• What is expected: Where a line holds the word "this", copy that line from the data below.

(Items from an interface collection)

------------------------------------

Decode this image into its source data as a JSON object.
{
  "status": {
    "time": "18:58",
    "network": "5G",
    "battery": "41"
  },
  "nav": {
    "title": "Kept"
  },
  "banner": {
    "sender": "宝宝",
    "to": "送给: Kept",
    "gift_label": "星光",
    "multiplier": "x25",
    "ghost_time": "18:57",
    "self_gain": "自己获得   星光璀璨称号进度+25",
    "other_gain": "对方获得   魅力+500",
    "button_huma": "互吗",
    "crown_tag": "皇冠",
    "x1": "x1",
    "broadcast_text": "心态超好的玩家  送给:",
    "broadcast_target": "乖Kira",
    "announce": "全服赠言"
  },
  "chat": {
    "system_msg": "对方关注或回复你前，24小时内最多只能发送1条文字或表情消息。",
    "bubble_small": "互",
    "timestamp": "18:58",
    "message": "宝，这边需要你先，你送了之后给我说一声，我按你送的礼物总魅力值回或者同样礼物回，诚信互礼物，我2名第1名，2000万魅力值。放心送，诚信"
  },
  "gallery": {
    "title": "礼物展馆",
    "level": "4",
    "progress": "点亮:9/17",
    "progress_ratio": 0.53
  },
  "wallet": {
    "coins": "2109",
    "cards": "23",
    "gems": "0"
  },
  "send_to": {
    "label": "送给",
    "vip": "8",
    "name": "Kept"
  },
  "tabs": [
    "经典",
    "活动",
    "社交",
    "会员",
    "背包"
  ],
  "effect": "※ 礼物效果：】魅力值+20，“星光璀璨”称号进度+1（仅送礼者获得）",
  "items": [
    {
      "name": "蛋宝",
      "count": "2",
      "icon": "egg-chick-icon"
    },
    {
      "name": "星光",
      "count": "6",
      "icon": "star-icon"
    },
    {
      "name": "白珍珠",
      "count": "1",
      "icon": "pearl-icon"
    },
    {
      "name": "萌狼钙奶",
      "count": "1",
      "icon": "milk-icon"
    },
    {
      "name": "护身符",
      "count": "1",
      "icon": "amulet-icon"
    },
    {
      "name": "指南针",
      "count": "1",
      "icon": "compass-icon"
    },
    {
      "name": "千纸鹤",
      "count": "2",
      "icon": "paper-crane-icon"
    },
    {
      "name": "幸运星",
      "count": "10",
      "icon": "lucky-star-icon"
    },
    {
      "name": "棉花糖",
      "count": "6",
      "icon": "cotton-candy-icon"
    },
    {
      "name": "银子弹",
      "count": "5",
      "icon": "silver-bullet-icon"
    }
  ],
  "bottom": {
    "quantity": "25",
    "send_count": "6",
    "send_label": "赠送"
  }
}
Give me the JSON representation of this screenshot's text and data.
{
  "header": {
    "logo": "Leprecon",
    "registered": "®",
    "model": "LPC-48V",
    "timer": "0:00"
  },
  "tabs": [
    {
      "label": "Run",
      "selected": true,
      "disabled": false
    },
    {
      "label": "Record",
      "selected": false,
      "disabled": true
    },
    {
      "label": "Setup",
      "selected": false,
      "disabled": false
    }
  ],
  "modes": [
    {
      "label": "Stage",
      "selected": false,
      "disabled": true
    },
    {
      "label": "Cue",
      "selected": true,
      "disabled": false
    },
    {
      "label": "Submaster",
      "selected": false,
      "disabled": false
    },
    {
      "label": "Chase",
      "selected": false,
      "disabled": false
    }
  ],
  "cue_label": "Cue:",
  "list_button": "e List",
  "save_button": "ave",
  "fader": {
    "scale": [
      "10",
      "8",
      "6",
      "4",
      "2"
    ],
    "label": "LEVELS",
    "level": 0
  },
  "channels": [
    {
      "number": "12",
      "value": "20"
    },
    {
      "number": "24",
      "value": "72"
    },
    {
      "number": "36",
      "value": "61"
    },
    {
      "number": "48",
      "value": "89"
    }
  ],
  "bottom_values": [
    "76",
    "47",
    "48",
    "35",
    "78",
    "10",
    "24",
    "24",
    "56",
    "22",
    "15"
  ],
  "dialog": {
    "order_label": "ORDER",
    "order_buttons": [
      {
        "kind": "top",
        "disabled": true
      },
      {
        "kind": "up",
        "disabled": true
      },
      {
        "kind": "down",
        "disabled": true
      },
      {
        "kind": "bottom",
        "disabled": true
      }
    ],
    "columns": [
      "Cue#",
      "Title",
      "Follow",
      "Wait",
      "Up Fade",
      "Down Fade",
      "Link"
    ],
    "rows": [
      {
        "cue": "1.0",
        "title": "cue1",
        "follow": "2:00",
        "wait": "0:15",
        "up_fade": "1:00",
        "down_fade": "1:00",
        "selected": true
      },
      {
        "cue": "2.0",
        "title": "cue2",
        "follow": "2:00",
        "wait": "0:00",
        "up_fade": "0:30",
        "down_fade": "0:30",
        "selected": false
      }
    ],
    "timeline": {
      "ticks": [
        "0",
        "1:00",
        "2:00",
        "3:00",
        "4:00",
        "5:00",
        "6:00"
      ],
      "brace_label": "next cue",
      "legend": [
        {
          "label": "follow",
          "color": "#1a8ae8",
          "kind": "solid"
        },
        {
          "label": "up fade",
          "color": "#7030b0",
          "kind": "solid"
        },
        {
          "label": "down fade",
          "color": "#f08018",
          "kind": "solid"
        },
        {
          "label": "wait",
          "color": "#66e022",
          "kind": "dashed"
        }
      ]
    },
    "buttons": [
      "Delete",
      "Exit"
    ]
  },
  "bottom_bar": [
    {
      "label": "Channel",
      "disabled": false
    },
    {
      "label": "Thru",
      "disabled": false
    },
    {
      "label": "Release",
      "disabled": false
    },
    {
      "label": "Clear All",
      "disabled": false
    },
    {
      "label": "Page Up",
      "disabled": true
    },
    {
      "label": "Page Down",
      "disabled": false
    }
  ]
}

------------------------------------

• Answer section:
Decode this image into its source data as a JSON object.
Give me the JSON representation of this screenshot's text and data.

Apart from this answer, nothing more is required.